Segment Open

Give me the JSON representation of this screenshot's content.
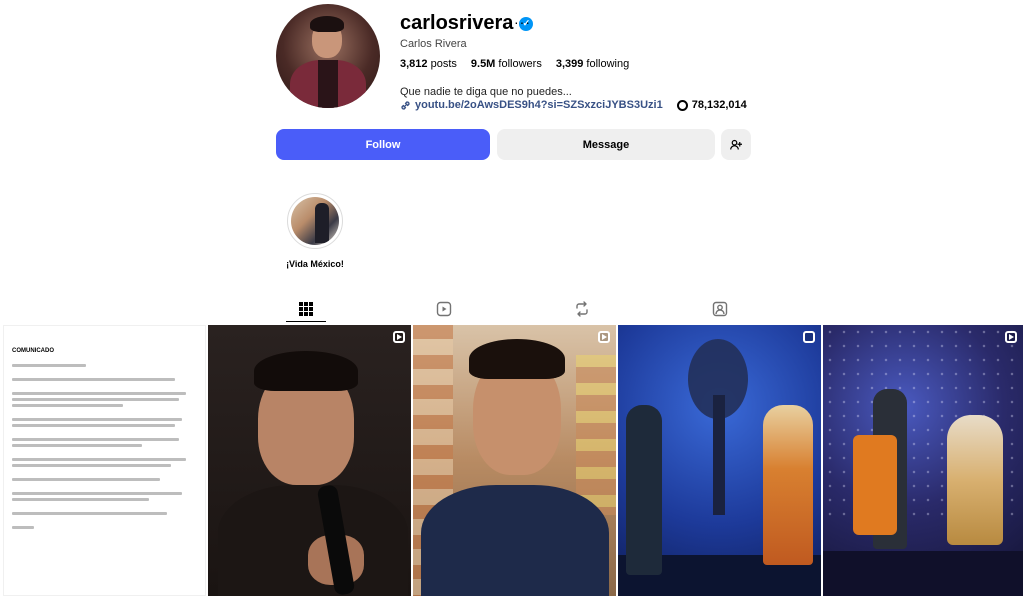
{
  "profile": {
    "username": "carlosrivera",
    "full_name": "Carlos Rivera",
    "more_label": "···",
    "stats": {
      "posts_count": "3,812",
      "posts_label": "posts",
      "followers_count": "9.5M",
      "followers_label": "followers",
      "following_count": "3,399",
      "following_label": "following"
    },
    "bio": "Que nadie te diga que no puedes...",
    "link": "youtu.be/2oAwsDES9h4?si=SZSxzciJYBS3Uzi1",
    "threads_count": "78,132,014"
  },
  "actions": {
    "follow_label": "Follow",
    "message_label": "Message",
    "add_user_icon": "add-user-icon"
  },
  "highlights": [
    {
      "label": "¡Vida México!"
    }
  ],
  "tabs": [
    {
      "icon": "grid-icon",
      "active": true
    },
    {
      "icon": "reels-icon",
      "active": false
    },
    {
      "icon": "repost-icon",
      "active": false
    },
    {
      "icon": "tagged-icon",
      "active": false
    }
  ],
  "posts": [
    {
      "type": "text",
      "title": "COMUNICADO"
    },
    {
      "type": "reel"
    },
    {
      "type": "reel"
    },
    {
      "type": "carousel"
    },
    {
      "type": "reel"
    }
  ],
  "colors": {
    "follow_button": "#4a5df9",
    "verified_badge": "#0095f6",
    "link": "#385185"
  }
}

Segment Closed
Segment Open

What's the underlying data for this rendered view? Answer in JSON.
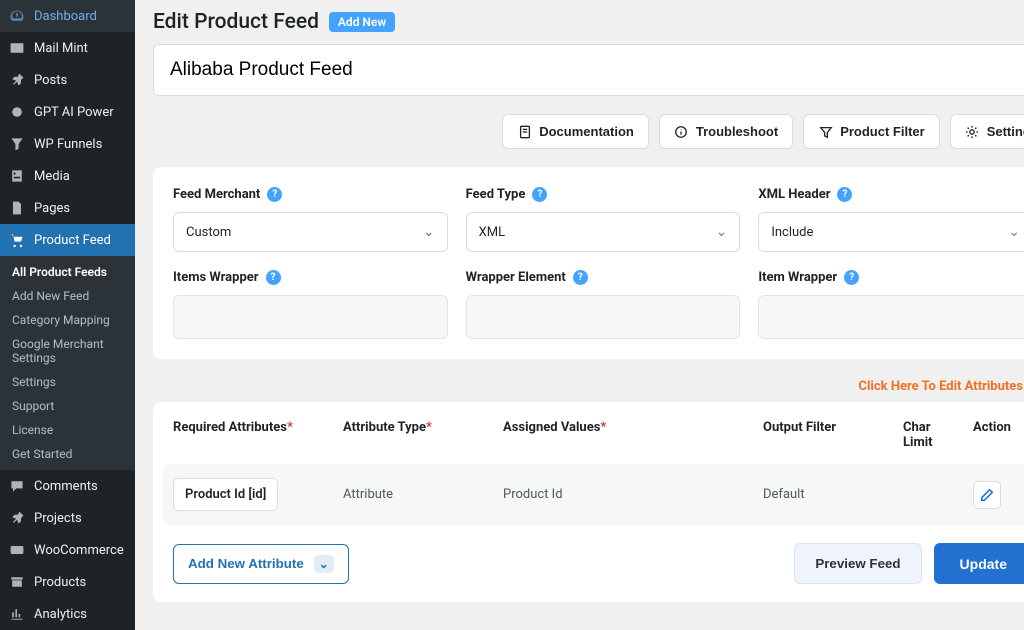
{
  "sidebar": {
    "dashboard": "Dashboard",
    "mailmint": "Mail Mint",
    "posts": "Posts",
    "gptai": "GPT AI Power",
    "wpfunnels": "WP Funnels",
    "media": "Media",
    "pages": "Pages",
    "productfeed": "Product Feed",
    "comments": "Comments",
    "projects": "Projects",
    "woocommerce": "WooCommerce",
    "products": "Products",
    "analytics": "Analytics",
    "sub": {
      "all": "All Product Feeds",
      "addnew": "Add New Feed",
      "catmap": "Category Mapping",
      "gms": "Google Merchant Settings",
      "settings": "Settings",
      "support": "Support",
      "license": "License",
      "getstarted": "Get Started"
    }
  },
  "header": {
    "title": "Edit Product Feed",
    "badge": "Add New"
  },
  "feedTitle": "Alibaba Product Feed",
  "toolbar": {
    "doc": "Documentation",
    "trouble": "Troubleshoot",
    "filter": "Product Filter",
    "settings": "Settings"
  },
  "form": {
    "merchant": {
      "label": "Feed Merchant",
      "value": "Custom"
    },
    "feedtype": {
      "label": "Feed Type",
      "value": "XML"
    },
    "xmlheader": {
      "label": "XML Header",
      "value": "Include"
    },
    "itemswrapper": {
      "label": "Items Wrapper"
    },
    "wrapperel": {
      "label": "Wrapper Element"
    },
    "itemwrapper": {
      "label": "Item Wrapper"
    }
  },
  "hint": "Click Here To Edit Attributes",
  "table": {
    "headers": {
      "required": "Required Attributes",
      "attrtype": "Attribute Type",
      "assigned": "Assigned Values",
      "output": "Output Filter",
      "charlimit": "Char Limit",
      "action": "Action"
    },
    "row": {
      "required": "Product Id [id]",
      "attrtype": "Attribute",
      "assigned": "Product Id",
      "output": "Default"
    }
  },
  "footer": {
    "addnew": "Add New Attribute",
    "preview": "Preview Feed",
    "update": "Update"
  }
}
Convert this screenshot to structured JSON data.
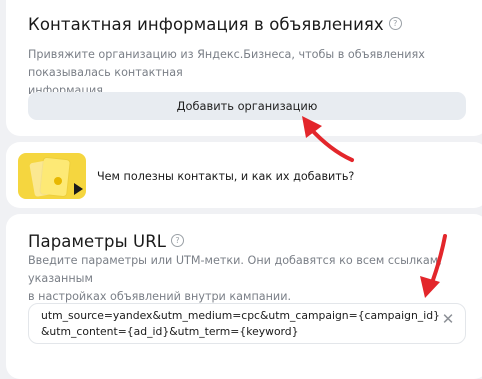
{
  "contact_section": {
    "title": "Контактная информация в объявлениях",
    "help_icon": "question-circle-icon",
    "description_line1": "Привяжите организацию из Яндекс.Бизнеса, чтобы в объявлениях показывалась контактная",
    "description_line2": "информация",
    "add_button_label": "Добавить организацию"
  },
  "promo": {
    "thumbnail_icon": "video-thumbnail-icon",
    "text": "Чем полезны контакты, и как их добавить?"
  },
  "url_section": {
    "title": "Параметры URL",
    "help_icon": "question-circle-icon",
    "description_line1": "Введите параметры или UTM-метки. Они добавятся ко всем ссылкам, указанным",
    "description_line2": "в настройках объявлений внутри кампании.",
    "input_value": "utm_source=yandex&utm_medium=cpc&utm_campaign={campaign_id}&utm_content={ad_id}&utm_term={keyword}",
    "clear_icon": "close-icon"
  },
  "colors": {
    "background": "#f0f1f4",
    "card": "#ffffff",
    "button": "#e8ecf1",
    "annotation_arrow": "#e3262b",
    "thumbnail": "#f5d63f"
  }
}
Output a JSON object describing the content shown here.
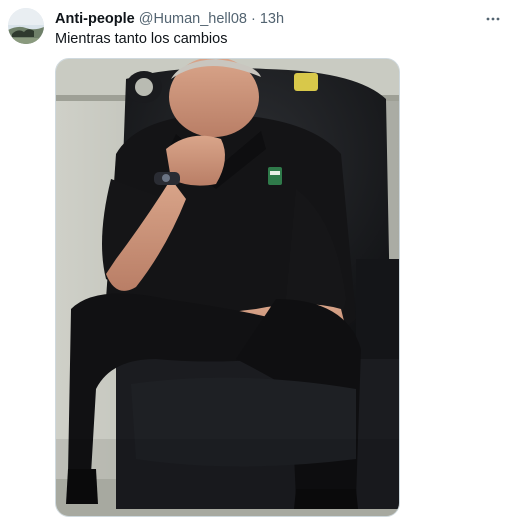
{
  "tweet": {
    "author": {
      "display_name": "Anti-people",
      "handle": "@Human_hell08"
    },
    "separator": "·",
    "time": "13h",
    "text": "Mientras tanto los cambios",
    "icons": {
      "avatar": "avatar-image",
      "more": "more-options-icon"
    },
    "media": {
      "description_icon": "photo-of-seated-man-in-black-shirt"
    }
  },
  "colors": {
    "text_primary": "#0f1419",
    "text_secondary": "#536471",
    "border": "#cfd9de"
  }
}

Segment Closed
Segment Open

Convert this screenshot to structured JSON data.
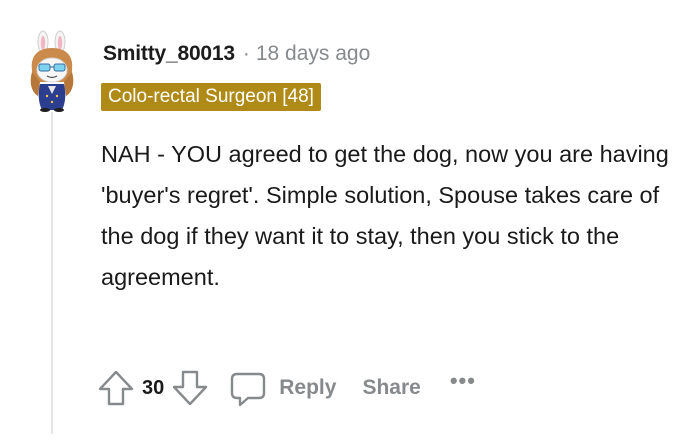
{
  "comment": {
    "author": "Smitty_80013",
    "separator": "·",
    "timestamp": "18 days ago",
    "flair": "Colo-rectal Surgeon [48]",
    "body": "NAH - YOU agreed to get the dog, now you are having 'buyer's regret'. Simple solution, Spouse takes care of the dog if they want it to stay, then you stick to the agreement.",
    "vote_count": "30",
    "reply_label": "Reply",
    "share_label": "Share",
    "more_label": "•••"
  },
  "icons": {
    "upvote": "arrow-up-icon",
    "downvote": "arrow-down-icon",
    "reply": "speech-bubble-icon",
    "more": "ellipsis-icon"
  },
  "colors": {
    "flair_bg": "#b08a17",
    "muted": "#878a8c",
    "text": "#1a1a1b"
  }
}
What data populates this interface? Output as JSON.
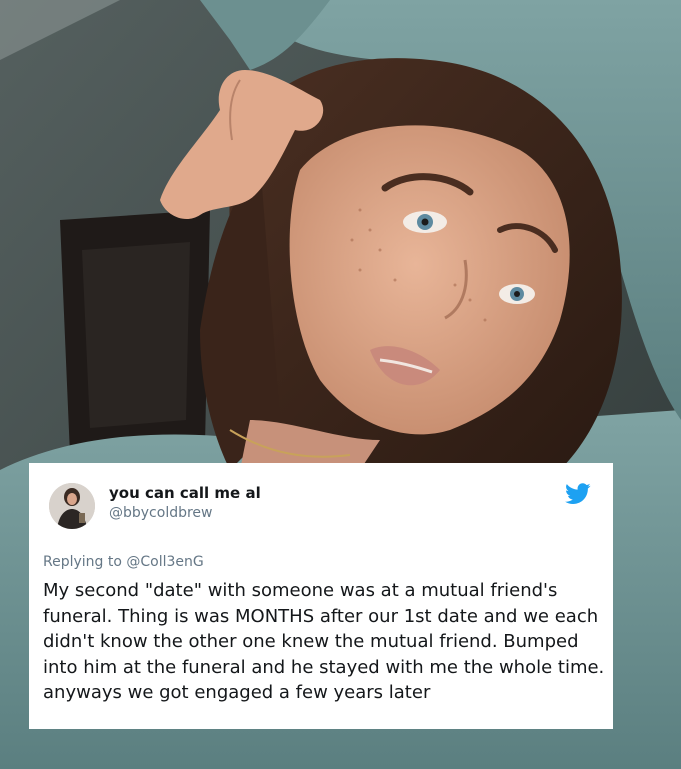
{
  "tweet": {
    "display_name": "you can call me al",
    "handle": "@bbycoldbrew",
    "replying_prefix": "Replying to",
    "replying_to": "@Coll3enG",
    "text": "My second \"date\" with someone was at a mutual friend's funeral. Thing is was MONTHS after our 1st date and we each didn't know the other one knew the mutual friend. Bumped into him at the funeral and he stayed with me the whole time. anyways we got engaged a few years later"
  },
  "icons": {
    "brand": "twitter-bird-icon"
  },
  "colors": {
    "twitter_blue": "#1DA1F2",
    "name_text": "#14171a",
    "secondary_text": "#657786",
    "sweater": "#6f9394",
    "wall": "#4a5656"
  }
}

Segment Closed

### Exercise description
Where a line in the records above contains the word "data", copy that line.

### Answer to the exercise
What's the underlying data for this rendered view? Answer in JSON.
Convert this screenshot to structured JSON data.
Convert this screenshot to structured JSON data.
What data populates this interface? Output as JSON.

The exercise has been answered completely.